Former NC State men’s soccer captain Farouk Bseiso died on July 9, 2014 while on vacation with his family in Prague, Czech Republic, The News & Observer reported.

Bseiso, 24, was playing professionally in Finland, on loan at FC Viikingit from his parent club, FC Espoo.

He was expected to rejoin Espoo at the end of this month.

Reports from Viikingit and Espoo’s websites said the cause of death was carbon monoxide poisoning while at a rented apartment in Prague.

The Raleigh native played four years at NC State, from 2008–2011, and was one of two players selected as captains during head coach Kelly Findley’s first season in charge.

Known as a tremendously hard worker, Bseiso, a defensive central midfielder, won a pair of high school state championships as captain of St. David’s School, as well as a USASA championship with the local Carolina Railhawks’ U-23 team.

Recruited by former head coach George Tarantini, Bseiso overcame doubts about his physicality to establish himself as a key component of the Wolfpack program.

Bseiso helped the 2009 State soccer team reach the ACC Championship game and the second round of the NCAA tournament.

The former midfielder and his family moved to Tunisia shortly after his birth, where he fostered his love of the game until returning to the United States when he was six years old.

Upon returning to the U.S. for educational reasons, Bseiso refined his ability at Triangle Football Club, before deciding to push for a place at the collegiate level his freshman year of high school.

After setting a goal to play soccer for a Division I school, Bseiso formed a bond with St. David’s head coach, Jose Cornejo. Cornejo thoroughly educated Bseiso on the game and worked with him to progress in every area for improvement. 

Coincidentally, coach Cornejo and NC State head coach Tarantini were long-time friends, causing Bseiso to emerge on the Wolfpack head coach’s radar throughout his high school career. Bseiso also participated in the N.C. State soccer camps, which also enhanced his connection with Tarantini.

NC State was not the only school interested in recruiting Bseiso. Universities with high-quality soccer programs such as North Carolina, Davidson and Appalachian State also looked to acquire the senior from St. David’s. Bseiso, however, chose to join the Wolfpack and continue to play the game he loved in his hometown.

Bseiso’s first year at N.C. State did not come easy, as questions rose about his strength and speed capabilities.

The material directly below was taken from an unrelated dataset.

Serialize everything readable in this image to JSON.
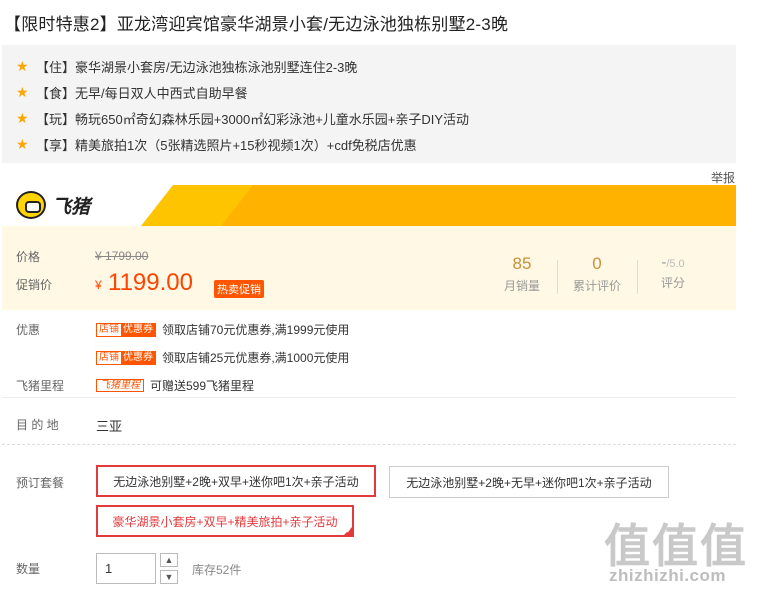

After continuous hard work and determination in the offseason, Bseiso earned a starting spot at midfielder in his sophomore year.

In 2009, Bseiso led the Wolfpack to a No. 13 national ranking and a bid to the NCAA tournament, where they fell to Portland in the second round. In 2011, the first year for head coach Kelly Findley, Bseiso was named one of the two team captains. In his four-year career at State, Bseiso tallied four assists in 59 appearances.

Bseiso was well known for his dedication to his heritage. His family was originally from Palestine, and Bseiso enjoyed the mix of diversity of the Wolfpack soccer team.

Bseiso was heavily inspired by his mother, who he appreciated for doing a great job in raising him and his brother. His love was illustrated on a tattoo on his forearm, which he designed himself, bearing the Arabic symbol for “my mother.” 

The former Wolfpack captain’s twin brother, Fayek Bseiso, played collegiately at Loyola University in Maryland. 

Bseiso is survived by his mother, Dima Sabi, his twin brother, Fayek Bseiso, and sister, Dana Bseiso. His father, Atef Bseiso, is deceased.

Bseiso was honored with a moment of silence and black armbands before kickoff at matches by the Carolina Railhawks, FC Espoo, and FC Viikingit.